- [Dataset excerpts]:
↓
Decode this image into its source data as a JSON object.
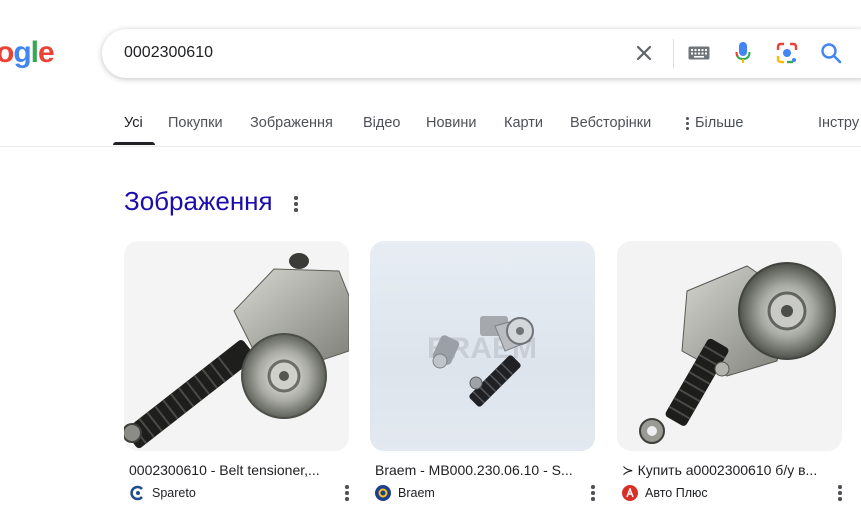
{
  "logo": {
    "text_o": "o",
    "text_g": "g",
    "text_l": "l",
    "text_e": "e"
  },
  "search": {
    "query": "0002300610"
  },
  "tabs": [
    {
      "label": "Усі"
    },
    {
      "label": "Покупки"
    },
    {
      "label": "Зображення"
    },
    {
      "label": "Відео"
    },
    {
      "label": "Новини"
    },
    {
      "label": "Карти"
    },
    {
      "label": "Вебсторінки"
    },
    {
      "label": "Більше"
    },
    {
      "label": "Інстру"
    }
  ],
  "images_section": {
    "title": "Зображення",
    "results": [
      {
        "caption": "0002300610 - Belt tensioner,...",
        "source": "Spareto",
        "watermark": ""
      },
      {
        "caption": "Braem - MB000.230.06.10 - S...",
        "source": "Braem",
        "watermark": "BRAEM"
      },
      {
        "caption": "≻ Купить a0002300610 б/у в...",
        "source": "Авто Плюс",
        "watermark": ""
      }
    ]
  },
  "colors": {
    "link": "#1a0dab",
    "blue": "#4285f4",
    "red": "#ea4335",
    "yellow": "#fbbc05",
    "green": "#34a853"
  }
}
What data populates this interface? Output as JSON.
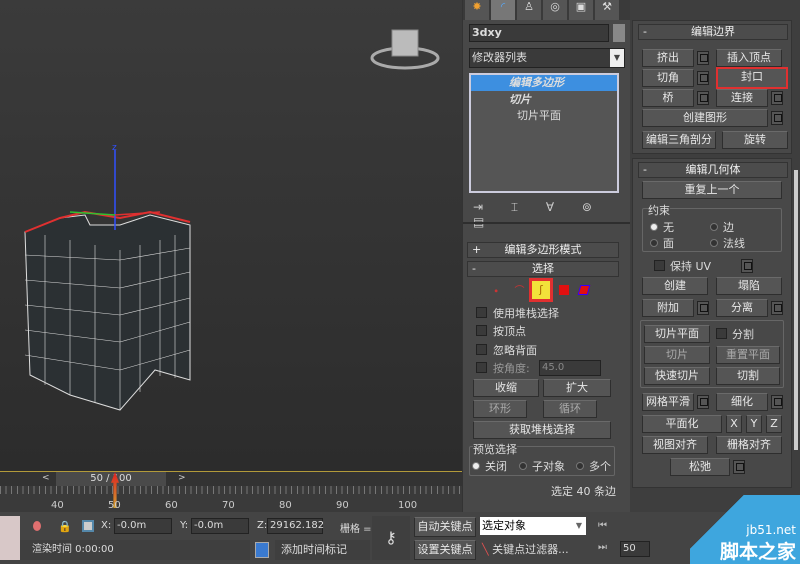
{
  "viewport": {
    "navcube": "navcube"
  },
  "cmd_tabs": [
    "create",
    "modify",
    "hierarchy",
    "motion",
    "display",
    "utilities"
  ],
  "object_name": "3dxy",
  "modifier_list": "修改器列表",
  "stack": [
    {
      "label": "编辑多边形",
      "selected": true
    },
    {
      "label": "切片"
    },
    {
      "label": "切片平面",
      "sub": true
    }
  ],
  "rollouts": {
    "edit_poly_mode": {
      "title": "编辑多边形模式",
      "toggle": "+"
    },
    "selection": {
      "title": "选择",
      "toggle": "-",
      "use_stack": "使用堆栈选择",
      "by_vertex": "按顶点",
      "ignore_backface": "忽略背面",
      "by_angle": "按角度:",
      "angle_value": "45.0",
      "shrink": "收缩",
      "grow": "扩大",
      "ring": "环形",
      "loop": "循环",
      "get_stack": "获取堆栈选择",
      "preview": "预览选择",
      "preview_opts": [
        "关闭",
        "子对象",
        "多个"
      ],
      "status": "选定 40 条边"
    },
    "edit_borders": {
      "title": "编辑边界",
      "toggle": "-",
      "buttons": [
        "挤出",
        "插入顶点",
        "切角",
        "封口",
        "桥",
        "连接",
        "创建图形",
        "编辑三角剖分",
        "旋转"
      ]
    },
    "edit_geometry": {
      "title": "编辑几何体",
      "toggle": "-",
      "repeat": "重复上一个",
      "constraints": "约束",
      "c_opts": [
        "无",
        "边",
        "面",
        "法线"
      ],
      "preserve_uv": "保持 UV",
      "create": "创建",
      "collapse": "塌陷",
      "attach": "附加",
      "detach": "分离",
      "slice_plane": "切片平面",
      "split": "分割",
      "slice": "切片",
      "reset_plane": "重置平面",
      "quickslice": "快速切片",
      "cut": "切割",
      "meshsmooth": "网格平滑",
      "tessellate": "细化",
      "planar": "平面化",
      "x": "X",
      "y": "Y",
      "z": "Z",
      "view_align": "视图对齐",
      "grid_align": "栅格对齐",
      "relax": "松弛"
    }
  },
  "timeline": {
    "frame": "50 / 100",
    "prev": "<",
    "next": ">",
    "ticks": [
      "40",
      "50",
      "60",
      "70",
      "80",
      "90",
      "100"
    ],
    "current": 50,
    "total": 100
  },
  "status": {
    "x_label": "X:",
    "x": "-0.0m",
    "y_label": "Y:",
    "y": "-0.0m",
    "z_label": "Z:",
    "z": "29162.182",
    "grid": "栅格 =",
    "render_time": "渲染时间  0:00:00",
    "add_time_tag": "添加时间标记",
    "auto_key": "自动关键点",
    "set_key": "设置关键点",
    "key_mode": "选定对象",
    "key_filters": "关键点过滤器...",
    "frame_field": "50"
  },
  "watermark": {
    "site": "jb51.net",
    "name": "脚本之家"
  },
  "colors": {
    "highlight": "#e03030",
    "selected": "#3d8fe0",
    "accent": "#f2e23a"
  }
}
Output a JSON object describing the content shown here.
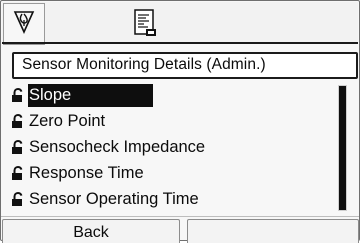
{
  "window": {
    "title": "Sensor Monitoring Details (Admin.)"
  },
  "status_bar": {
    "left_icon": "measurement-symbol-icon",
    "center_icon": "document-icon"
  },
  "menu": {
    "items": [
      {
        "label": "Slope",
        "selected": true,
        "icon": "lock-icon"
      },
      {
        "label": "Zero Point",
        "selected": false,
        "icon": "lock-icon"
      },
      {
        "label": "Sensocheck Impedance",
        "selected": false,
        "icon": "lock-icon"
      },
      {
        "label": "Response Time",
        "selected": false,
        "icon": "lock-icon"
      },
      {
        "label": "Sensor Operating Time",
        "selected": false,
        "icon": "lock-icon"
      }
    ]
  },
  "softkeys": {
    "left_label": "Back",
    "right_label": ""
  },
  "colors": {
    "selection_bg": "#0e0e0e",
    "selection_text": "#ffffff",
    "text": "#0b0b0b"
  }
}
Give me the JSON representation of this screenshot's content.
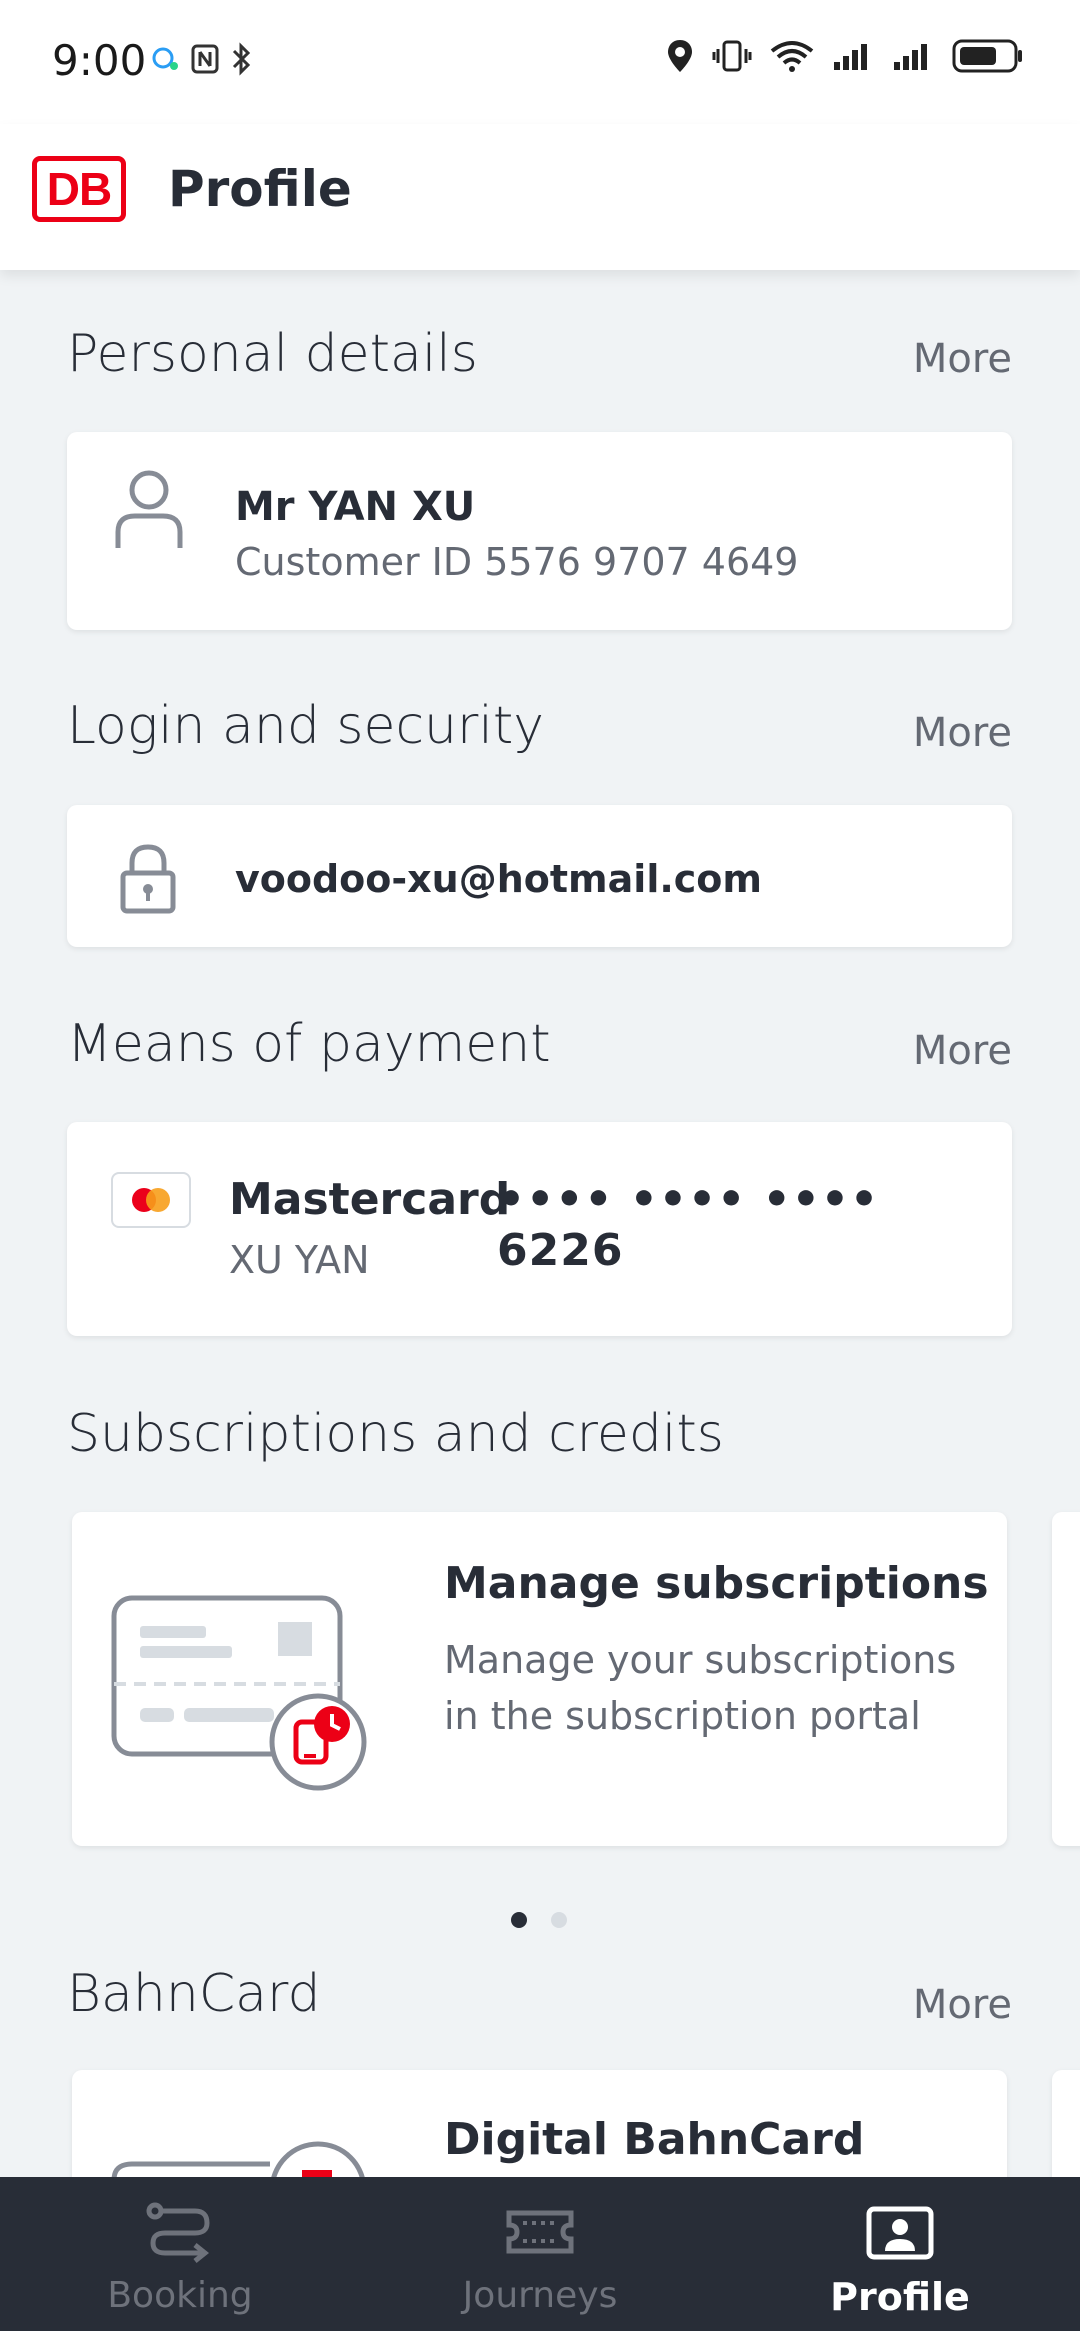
{
  "status_bar": {
    "time": "9:00"
  },
  "header": {
    "title": "Profile",
    "logo_text": "DB"
  },
  "personal_details": {
    "title": "Personal details",
    "more": "More",
    "name": "Mr YAN XU",
    "customer_id": "Customer ID 5576 9707 4649"
  },
  "login_security": {
    "title": "Login and security",
    "more": "More",
    "email": "voodoo-xu@hotmail.com"
  },
  "payment": {
    "title": "Means of payment",
    "more": "More",
    "brand": "Mastercard",
    "number": "•••• •••• •••• 6226",
    "holder": "XU YAN"
  },
  "subscriptions": {
    "title": "Subscriptions and credits",
    "card_title": "Manage subscriptions",
    "card_desc": "Manage your subscriptions in the subscription portal",
    "page_count": 2,
    "active_page": 1
  },
  "bahncard": {
    "title": "BahnCard",
    "more": "More",
    "card_title": "Digital BahnCard"
  },
  "bottom_nav": {
    "items": [
      {
        "label": "Booking",
        "icon": "route-icon",
        "active": false
      },
      {
        "label": "Journeys",
        "icon": "ticket-icon",
        "active": false
      },
      {
        "label": "Profile",
        "icon": "profile-card-icon",
        "active": true
      }
    ]
  },
  "colors": {
    "brand_red": "#ec0016",
    "text_primary": "#282d37",
    "text_secondary": "#646973",
    "background": "#f0f3f5",
    "nav_background": "#282d37"
  }
}
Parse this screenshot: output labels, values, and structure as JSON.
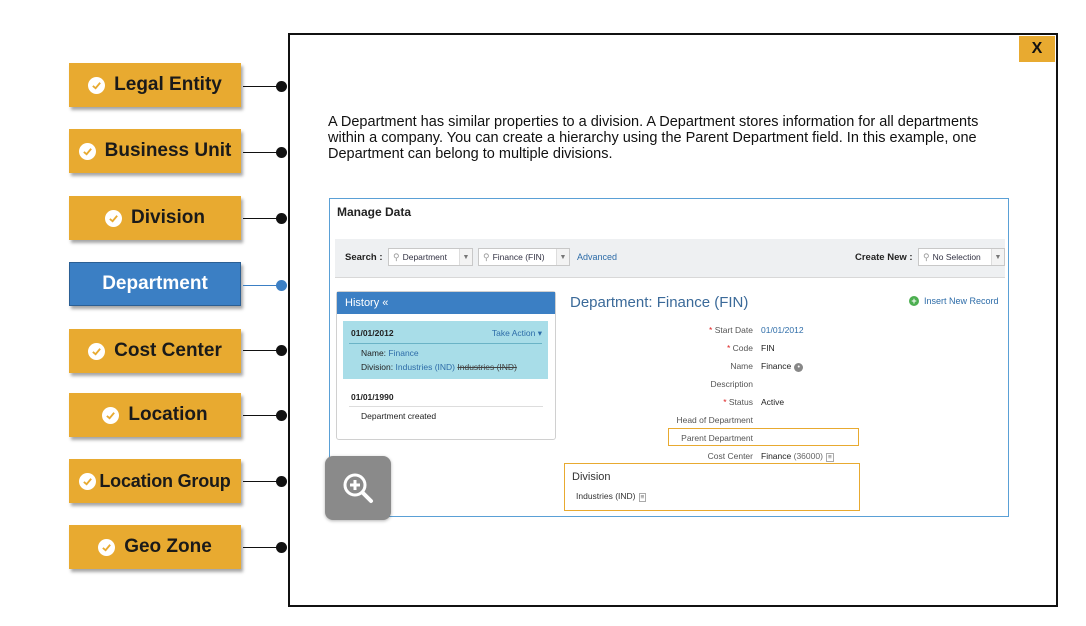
{
  "steps": [
    {
      "label": "Legal Entity",
      "completed": true
    },
    {
      "label": "Business Unit",
      "completed": true
    },
    {
      "label": "Division",
      "completed": true
    },
    {
      "label": "Department",
      "completed": false,
      "active": true
    },
    {
      "label": "Cost Center",
      "completed": true
    },
    {
      "label": "Location",
      "completed": true
    },
    {
      "label": "Location Group",
      "completed": true
    },
    {
      "label": "Geo Zone",
      "completed": true
    }
  ],
  "close_label": "X",
  "description": "A Department has similar properties to a division. A Department stores information for all departments within a company. You can create a hierarchy using the Parent Department field. In this example, one Department can belong to multiple divisions.",
  "screenshot": {
    "title": "Manage Data",
    "search_label": "Search :",
    "search_type": "Department",
    "search_value": "Finance (FIN)",
    "advanced": "Advanced",
    "create_new_label": "Create New :",
    "create_new_value": "No Selection",
    "history": {
      "header": "History «",
      "active_date": "01/01/2012",
      "take_action": "Take Action ▾",
      "name_label": "Name:",
      "name_value": "Finance",
      "division_label": "Division:",
      "division_value": "Industries (IND)",
      "division_old": "Industries (IND)",
      "second_date": "01/01/1990",
      "second_note": "Department created"
    },
    "record_title": "Department: Finance (FIN)",
    "insert_new": "Insert New Record",
    "fields": {
      "start_date_label": "Start Date",
      "start_date": "01/01/2012",
      "code_label": "Code",
      "code": "FIN",
      "name_label": "Name",
      "name": "Finance",
      "description_label": "Description",
      "status_label": "Status",
      "status": "Active",
      "head_label": "Head of Department",
      "parent_label": "Parent Department",
      "cost_center_label": "Cost Center",
      "cost_center": "Finance",
      "cost_center_code": "(36000)"
    },
    "division_box_title": "Division",
    "division_box_value": "Industries (IND)"
  },
  "colors": {
    "accent": "#e8aa30",
    "active": "#3b7fc4"
  }
}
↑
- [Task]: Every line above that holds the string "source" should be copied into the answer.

- [Answer to this exercise]:
Decode this image into its source data as a JSON object.
        "source": "Spareto",
        "source": "Braem",
        "source": "Авто Плюс",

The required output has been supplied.